“I think for the three of us, it’s important that we show the way,” said Bird, who won a gold medal in 2002 and a bronze in 2006 at worlds. “That’s what the older players did for us at our first world championship. You know nine games in 11 days is not easy, and you have to be mentally and physically ready for it.”
Sylvia Fowles and Swin Cash have competed in the Olympics, with Fowles playing on the 2008 team and Cash in 2004. Still, that schedule is different from worlds because there is a day off between games.
That leaves over half the roster without any major international experience. Connecticut senior Maya Moore is the youngest on the team at 21, and former UConn player Tina Charles is taking on more of the load in the post.
So far the abundance of new players hasn’t hampered the team. The Americans have cruised through the first three games, winning by an average of 34 points. But the games will get more difficult.

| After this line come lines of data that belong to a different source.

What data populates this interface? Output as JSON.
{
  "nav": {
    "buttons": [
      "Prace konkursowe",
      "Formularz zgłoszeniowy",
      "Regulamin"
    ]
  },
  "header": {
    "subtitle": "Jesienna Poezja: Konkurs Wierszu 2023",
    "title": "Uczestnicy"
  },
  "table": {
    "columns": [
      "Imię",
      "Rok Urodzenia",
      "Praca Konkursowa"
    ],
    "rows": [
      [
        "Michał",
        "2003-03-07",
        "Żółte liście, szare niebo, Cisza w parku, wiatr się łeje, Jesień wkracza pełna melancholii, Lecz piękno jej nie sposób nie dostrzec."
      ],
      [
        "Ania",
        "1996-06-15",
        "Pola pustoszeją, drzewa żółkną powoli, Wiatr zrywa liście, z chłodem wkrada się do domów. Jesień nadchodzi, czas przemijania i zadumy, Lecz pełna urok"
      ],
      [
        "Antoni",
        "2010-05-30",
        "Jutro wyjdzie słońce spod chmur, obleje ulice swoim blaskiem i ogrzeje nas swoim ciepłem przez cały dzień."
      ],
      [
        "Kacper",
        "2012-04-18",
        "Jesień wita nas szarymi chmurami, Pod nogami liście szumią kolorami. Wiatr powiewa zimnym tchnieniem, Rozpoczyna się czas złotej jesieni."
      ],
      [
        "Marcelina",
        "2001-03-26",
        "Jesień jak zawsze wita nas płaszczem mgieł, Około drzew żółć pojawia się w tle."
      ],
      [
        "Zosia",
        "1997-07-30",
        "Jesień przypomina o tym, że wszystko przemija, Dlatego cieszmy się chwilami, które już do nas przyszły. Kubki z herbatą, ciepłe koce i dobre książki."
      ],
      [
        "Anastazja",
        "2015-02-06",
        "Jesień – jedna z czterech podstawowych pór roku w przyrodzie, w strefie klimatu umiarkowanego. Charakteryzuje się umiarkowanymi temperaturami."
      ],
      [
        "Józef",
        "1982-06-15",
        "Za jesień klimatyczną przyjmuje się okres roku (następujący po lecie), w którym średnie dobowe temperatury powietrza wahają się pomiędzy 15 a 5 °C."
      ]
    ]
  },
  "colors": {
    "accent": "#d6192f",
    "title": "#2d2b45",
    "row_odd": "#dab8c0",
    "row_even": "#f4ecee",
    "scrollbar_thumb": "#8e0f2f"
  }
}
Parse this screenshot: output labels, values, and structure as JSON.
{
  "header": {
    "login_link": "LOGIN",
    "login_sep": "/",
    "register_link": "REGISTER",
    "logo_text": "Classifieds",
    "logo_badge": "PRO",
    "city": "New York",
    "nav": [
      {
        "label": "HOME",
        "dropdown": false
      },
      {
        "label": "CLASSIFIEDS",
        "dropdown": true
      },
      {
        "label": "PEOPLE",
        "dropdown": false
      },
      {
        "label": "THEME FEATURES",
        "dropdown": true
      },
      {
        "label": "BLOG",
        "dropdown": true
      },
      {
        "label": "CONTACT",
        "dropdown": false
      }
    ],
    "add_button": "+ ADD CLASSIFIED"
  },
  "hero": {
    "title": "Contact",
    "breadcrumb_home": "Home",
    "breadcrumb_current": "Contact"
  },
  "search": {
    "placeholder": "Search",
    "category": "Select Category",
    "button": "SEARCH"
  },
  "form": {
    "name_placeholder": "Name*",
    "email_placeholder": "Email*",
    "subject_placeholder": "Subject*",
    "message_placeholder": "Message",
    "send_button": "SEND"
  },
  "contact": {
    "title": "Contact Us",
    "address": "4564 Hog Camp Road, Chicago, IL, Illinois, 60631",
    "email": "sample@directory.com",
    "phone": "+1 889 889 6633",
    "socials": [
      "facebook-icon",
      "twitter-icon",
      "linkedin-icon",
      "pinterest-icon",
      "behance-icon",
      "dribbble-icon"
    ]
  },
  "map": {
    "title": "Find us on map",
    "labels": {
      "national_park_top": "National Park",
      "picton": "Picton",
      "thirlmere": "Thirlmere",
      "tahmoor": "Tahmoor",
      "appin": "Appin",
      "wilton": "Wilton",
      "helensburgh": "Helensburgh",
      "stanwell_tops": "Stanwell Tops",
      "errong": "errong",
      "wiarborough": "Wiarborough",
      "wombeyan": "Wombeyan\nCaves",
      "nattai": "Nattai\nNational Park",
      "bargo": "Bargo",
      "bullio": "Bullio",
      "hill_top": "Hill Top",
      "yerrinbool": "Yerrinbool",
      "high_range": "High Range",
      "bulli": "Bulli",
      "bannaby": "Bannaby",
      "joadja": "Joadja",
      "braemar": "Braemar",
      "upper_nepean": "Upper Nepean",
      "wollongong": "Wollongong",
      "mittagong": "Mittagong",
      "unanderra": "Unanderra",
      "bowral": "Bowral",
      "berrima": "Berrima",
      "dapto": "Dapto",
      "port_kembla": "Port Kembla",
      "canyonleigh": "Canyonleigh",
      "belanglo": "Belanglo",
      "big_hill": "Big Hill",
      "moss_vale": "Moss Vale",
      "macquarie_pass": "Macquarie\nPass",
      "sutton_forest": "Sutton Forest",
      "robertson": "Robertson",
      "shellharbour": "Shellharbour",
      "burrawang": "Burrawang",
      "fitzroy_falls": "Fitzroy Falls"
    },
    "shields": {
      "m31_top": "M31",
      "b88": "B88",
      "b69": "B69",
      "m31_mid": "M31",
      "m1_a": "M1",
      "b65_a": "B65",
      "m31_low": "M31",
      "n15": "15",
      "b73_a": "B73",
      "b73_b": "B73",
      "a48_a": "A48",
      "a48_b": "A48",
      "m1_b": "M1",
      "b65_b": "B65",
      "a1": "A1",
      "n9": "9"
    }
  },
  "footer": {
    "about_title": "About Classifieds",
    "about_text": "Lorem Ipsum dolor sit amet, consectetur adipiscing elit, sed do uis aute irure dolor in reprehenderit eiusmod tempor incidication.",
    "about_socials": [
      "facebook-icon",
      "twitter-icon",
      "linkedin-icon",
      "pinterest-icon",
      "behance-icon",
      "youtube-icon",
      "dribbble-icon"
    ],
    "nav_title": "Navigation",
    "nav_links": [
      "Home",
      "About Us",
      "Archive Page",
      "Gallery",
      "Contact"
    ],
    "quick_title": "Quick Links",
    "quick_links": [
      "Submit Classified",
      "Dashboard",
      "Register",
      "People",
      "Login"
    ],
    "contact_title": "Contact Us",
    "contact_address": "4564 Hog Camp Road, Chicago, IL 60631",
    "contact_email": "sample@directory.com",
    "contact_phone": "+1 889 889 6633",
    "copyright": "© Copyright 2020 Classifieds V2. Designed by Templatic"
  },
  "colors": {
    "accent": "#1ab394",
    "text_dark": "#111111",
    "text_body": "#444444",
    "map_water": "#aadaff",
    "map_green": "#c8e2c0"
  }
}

The U.S. will face Canada on Monday, followed by Belarus on Tuesday and rival Australia on Wednesday.
“It’s hard to keep the intensity up for nine games and we try to help them through it,” Bird said. “For the newbies, this experience is needed because they are going to be the next Olympians.”
Lindsay Whalen, who has played internationally in Prague the last three seasons, has tried to absorb knowledge from the veterans.
“For a lot of us, it’s the first time in the world championship. We’re trying to learn from the people who played before,” said the 28-year-old Whalen. “You get experience by playing. Every game, we gain knowledge.”
“I don’t know if there’s a less experienced team in this tournament than us. It’s just a matter of us growing up fast,” he said. “You got nine games and you hope that you grow up to get to the medal round and then really grow up so that you have enough to win the games you have to win in the medal round.”
Taxpayers must pay the freight for over-budget train projects
- Kim Jong-un calls for execution of 33 Christians
- Rand Paul wins 2014 CPAC straw poll, Ted Cruz finishes a distant second
- Senate Democrats, Republicans spar over restoring unemployment benefits
- CURL: Today's GOP really is Reagan's 'Big Tent' party
- As Crimea falls, Obama takes Key Largo golf vacation, Biden hits Virgin Islands
- Russia besieges Crimea as U.S. seeks diplomacy; Putin remains undeterred by Obama's sanctions
- SAUERBREY: Taxing Marylanders until they flee
- Investigators puzzle: How does a 777 jetliner just disappear into thin air?
- Florida lawmakers move to wipe corrupt 'Boss Hogg' town from map
- U.S. pilot scares off Iranians with 'Top Gun'-worthy stunt: 'You really ought to go home'
Pope Francis meets his 'mini-me'
Celebrity deaths in 2014
Winter storm hits states — again